Ac 14:3 So Paul and Barnabas spent considerable time there, speaking boldly for the Lord, who confirmed the message of his grace by enabling them to do miraculous signs and wonders.Of course today we can point to the miracles done in the past to affirm the message. The fact that miracles become historical events the moment after they occur doesn't nullify their usefulness in affirming the message. But it is also not unreasonable to ask God for miracles today in the same spirit, given that one faces a good deal of opposition as the early Christians did. And thus while miracles of the quality done in the New Testament are rare in countries where religious freedom dominates, they are not uncommon even today in Third World countries where Christians face particularly harsh opposition. But being obsessed with miracles is also not appropriate in the Christian faith, for Jesus said, "Blessed is he who has not seen, but believes." John 20:29 (niv) This was spoken in rebuke to Thomas, who in fact had witnessed years of Jesus' miracles, but they were not sufficient for him. Thus though God provides sufficient evidence affirming the message through miracles, He might not provide overwhelming evidence. For there must be room for faith. And by "sufficient" I mean from God's point of view.
Mt 12:18 "Behold my servant, whom I have chosen; my beloved, in whom my soul is well pleased: I will put my spirit upon him, and he shall shew judgment to the Gentiles."In the same spirit it would appear to me that "servant" would also be the appropriate translation here in Acts 4, given that verse 25 refers to the Lord's Christ. (Anointed) However it is insightful also to consider that "child" often implied "servant". For in those days in that society children were in submission to their parents much as slaves were in submission to their masters.
Holding all things in common
But realize also the situation here in Acts called for special sacrifices. In view of the fact that the Christians tried to stay together, which for many meant surviving away from home, and as is apparent from the hatred and persecution these Hebrew Christians had to face in that society, there were many needs within the Christian community brought about by these circumstances. Thus the Christian community was reckoned a family, everyone contributing to its health. But also there was probably a sense of the imminent return of Christ and the coming of the Kingdom of God. As such person property was devalued by such faith as they held an apocalyptic anticipation of the future.
But this was not the same as is practiced in communism. For in Christianity gifts are voluntary. "Each man should give what he has decided in his heart to give, not reluctantly or under compulsion." 2Cor 9:7 (niv) This will become an issue in the next chapter.
vs 36-37 These lead us into the next chapter as Barnabus's donation
is compared to the of Ananias and Sapphira. It was this Barnabus who later
introduced Paul to the Apostles and who travel with Paul on his missionary

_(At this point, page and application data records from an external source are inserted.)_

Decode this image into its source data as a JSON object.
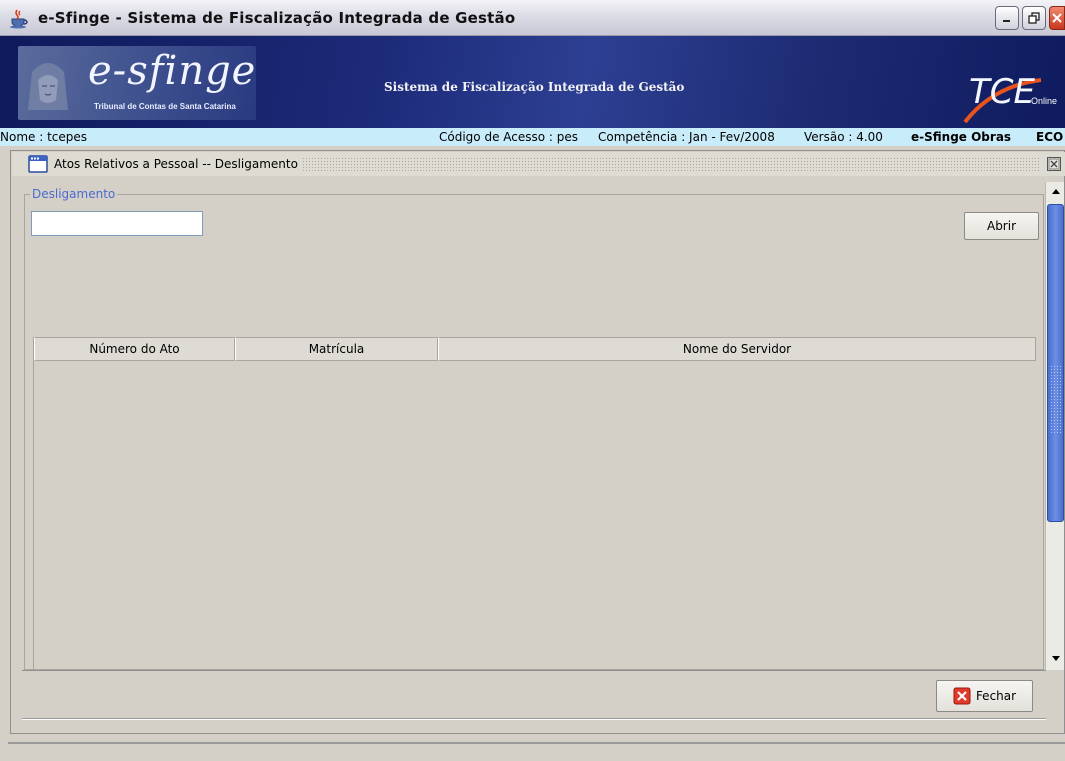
{
  "window": {
    "title": "e-Sfinge - Sistema de Fiscalização Integrada de Gestão",
    "controls": [
      "minimize",
      "restore",
      "close"
    ]
  },
  "banner": {
    "logo_text": "e-sfinge",
    "logo_subtitle": "Tribunal de Contas de Santa Catarina",
    "system_name": "Sistema de Fiscalização Integrada de Gestão",
    "tce_logo": "TCE",
    "tce_online": "Online"
  },
  "infobar": {
    "user": "Nome : tcepes",
    "access_code": "Código de Acesso : pes",
    "competence": "Competência : Jan - Fev/2008",
    "version": "Versão : 4.00",
    "module": "e-Sfinge Obras",
    "extra": "ECO"
  },
  "frame": {
    "title": "Atos Relativos a Pessoal -- Desligamento",
    "group_title": "Desligamento",
    "search_value": "",
    "open_button": "Abrir",
    "close_button": "Fechar",
    "table": {
      "columns": [
        "Número do Ato",
        "Matrícula",
        "Nome do Servidor"
      ],
      "rows": []
    }
  },
  "colors": {
    "banner_dark": "#0e1a5a",
    "infobar_bg": "#c9ecfa",
    "group_title": "#4a6bd0",
    "scroll_thumb": "#4a6fcc",
    "window_bg": "#d4d0c8"
  }
}
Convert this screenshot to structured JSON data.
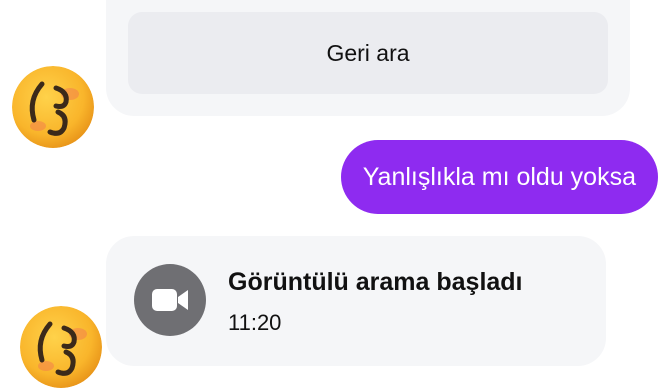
{
  "callback_card": {
    "button_label": "Geri ara"
  },
  "outgoing_message": {
    "text": "Yanlışlıkla mı oldu yoksa",
    "bubble_color": "#8e2bf0"
  },
  "video_call_card": {
    "icon": "video-camera-icon",
    "title": "Görüntülü arama başladı",
    "time": "11:20"
  },
  "avatars": [
    {
      "icon": "tilted-face-emoji-icon"
    },
    {
      "icon": "tilted-face-emoji-icon"
    }
  ]
}
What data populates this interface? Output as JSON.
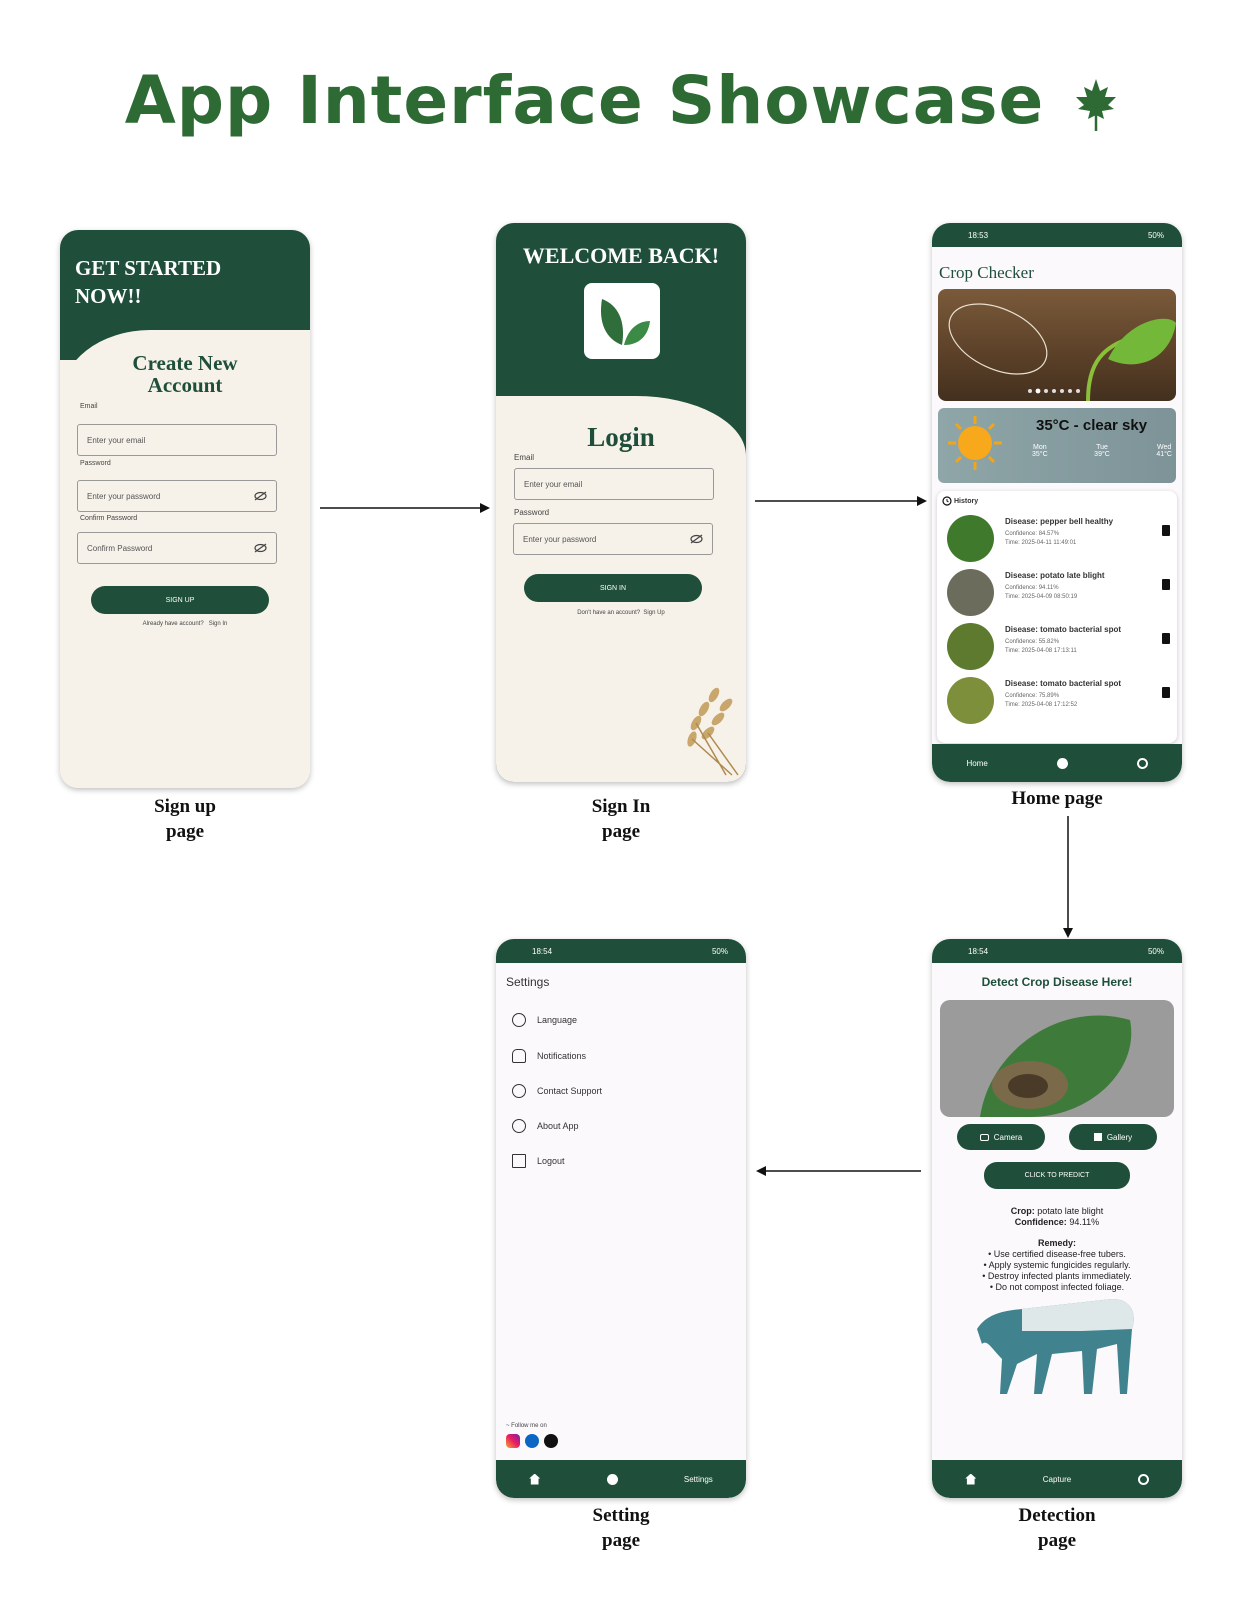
{
  "title": "App Interface Showcase",
  "signup": {
    "heading_line1": "GET STARTED",
    "heading_line2": "NOW!!",
    "form_title_line1": "Create New",
    "form_title_line2": "Account",
    "email_label": "Email",
    "email_placeholder": "Enter your email",
    "password_label": "Password",
    "password_placeholder": "Enter your password",
    "confirm_label": "Confirm Password",
    "confirm_placeholder": "Confirm Password",
    "button": "SIGN UP",
    "footer_text": "Already have account?",
    "footer_link": "Sign In",
    "caption_line1": "Sign up",
    "caption_line2": "page"
  },
  "signin": {
    "heading": "WELCOME BACK!",
    "form_title": "Login",
    "email_label": "Email",
    "email_placeholder": "Enter your email",
    "password_label": "Password",
    "password_placeholder": "Enter your password",
    "button": "SIGN IN",
    "footer_text": "Don't have an account?",
    "footer_link": "Sign Up",
    "caption_line1": "Sign In",
    "caption_line2": "page"
  },
  "home": {
    "status_time": "18:53",
    "status_right": "50%",
    "app_title": "Crop Checker",
    "weather_summary": "35°C - clear sky",
    "forecast": [
      {
        "day": "Mon",
        "temp": "35°C"
      },
      {
        "day": "Tue",
        "temp": "39°C"
      },
      {
        "day": "Wed",
        "temp": "41°C"
      }
    ],
    "history_label": "History",
    "history": [
      {
        "disease": "Disease: pepper bell healthy",
        "confidence": "Confidence: 84.57%",
        "time": "Time: 2025-04-11 11:49:01",
        "color": "#3f7a2c"
      },
      {
        "disease": "Disease: potato late blight",
        "confidence": "Confidence: 94.11%",
        "time": "Time: 2025-04-09 08:50:19",
        "color": "#6c6c5c"
      },
      {
        "disease": "Disease: tomato bacterial spot",
        "confidence": "Confidence: 55.82%",
        "time": "Time: 2025-04-08 17:13:11",
        "color": "#5d7a2e"
      },
      {
        "disease": "Disease: tomato bacterial spot",
        "confidence": "Confidence: 75.89%",
        "time": "Time: 2025-04-08 17:12:52",
        "color": "#7d8f3a"
      }
    ],
    "nav_home": "Home",
    "caption": "Home page"
  },
  "settings": {
    "status_time": "18:54",
    "status_right": "50%",
    "title": "Settings",
    "items": [
      "Language",
      "Notifications",
      "Contact Support",
      "About App",
      "Logout"
    ],
    "follow_label": "~ Follow me on",
    "nav_settings": "Settings",
    "caption_line1": "Setting",
    "caption_line2": "page"
  },
  "detect": {
    "status_time": "18:54",
    "status_right": "50%",
    "title": "Detect Crop Disease Here!",
    "camera": "Camera",
    "gallery": "Gallery",
    "predict": "CLICK TO PREDICT",
    "crop_label": "Crop:",
    "crop_value": "potato late blight",
    "confidence_label": "Confidence:",
    "confidence_value": "94.11%",
    "remedy_label": "Remedy:",
    "remedies": [
      "• Use certified disease-free tubers.",
      "• Apply systemic fungicides regularly.",
      "• Destroy infected plants immediately.",
      "• Do not compost infected foliage."
    ],
    "nav_capture": "Capture",
    "caption_line1": "Detection",
    "caption_line2": "page"
  }
}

journey's. Note this fact. For we will see a number of ordinary Christians
who serve and give generously become dominant figures in Acts. If you want
to be used by God in spiritual matters, first serve in practical matters.